§ **WHAT IS BEING ASKED**:
Count up the lines below that hold "name", then give that count by itself.

§ **INFORMATION**:
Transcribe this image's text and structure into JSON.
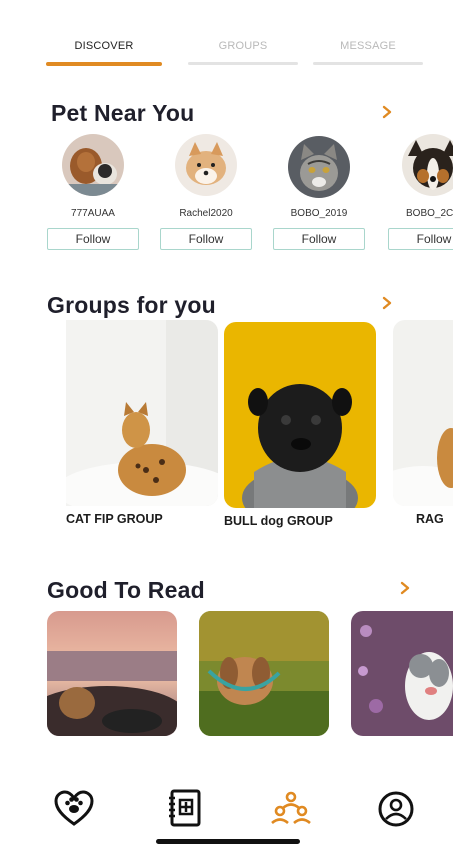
{
  "tabs": [
    {
      "label": "DISCOVER",
      "active": true
    },
    {
      "label": "GROUPS",
      "active": false
    },
    {
      "label": "MESSAGE",
      "active": false
    }
  ],
  "pets_section": {
    "title": "Pet Near You",
    "pets": [
      {
        "name": "777AUAA",
        "follow_label": "Follow"
      },
      {
        "name": "Rachel2020",
        "follow_label": "Follow"
      },
      {
        "name": "BOBO_2019",
        "follow_label": "Follow"
      },
      {
        "name": "BOBO_2C",
        "follow_label": "Follow"
      }
    ]
  },
  "groups_section": {
    "title": "Groups for you",
    "groups": [
      {
        "label": "CAT FIP GROUP"
      },
      {
        "label": "BULL dog GROUP"
      },
      {
        "label": "RAG"
      }
    ]
  },
  "read_section": {
    "title": "Good To Read",
    "articles": [
      "sunset-beach-dog-photo",
      "puppy-on-grass-photo",
      "pitbull-in-flowers-photo"
    ]
  },
  "bottom_nav": {
    "items": [
      "paw-heart-icon",
      "pet-record-icon",
      "community-icon",
      "profile-icon"
    ],
    "active_index": 2
  },
  "colors": {
    "accent": "#e08a22",
    "follow_border": "#a9d6cc",
    "tab_inactive": "#b9b9b9"
  }
}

§ **ANSWER BOX**:
4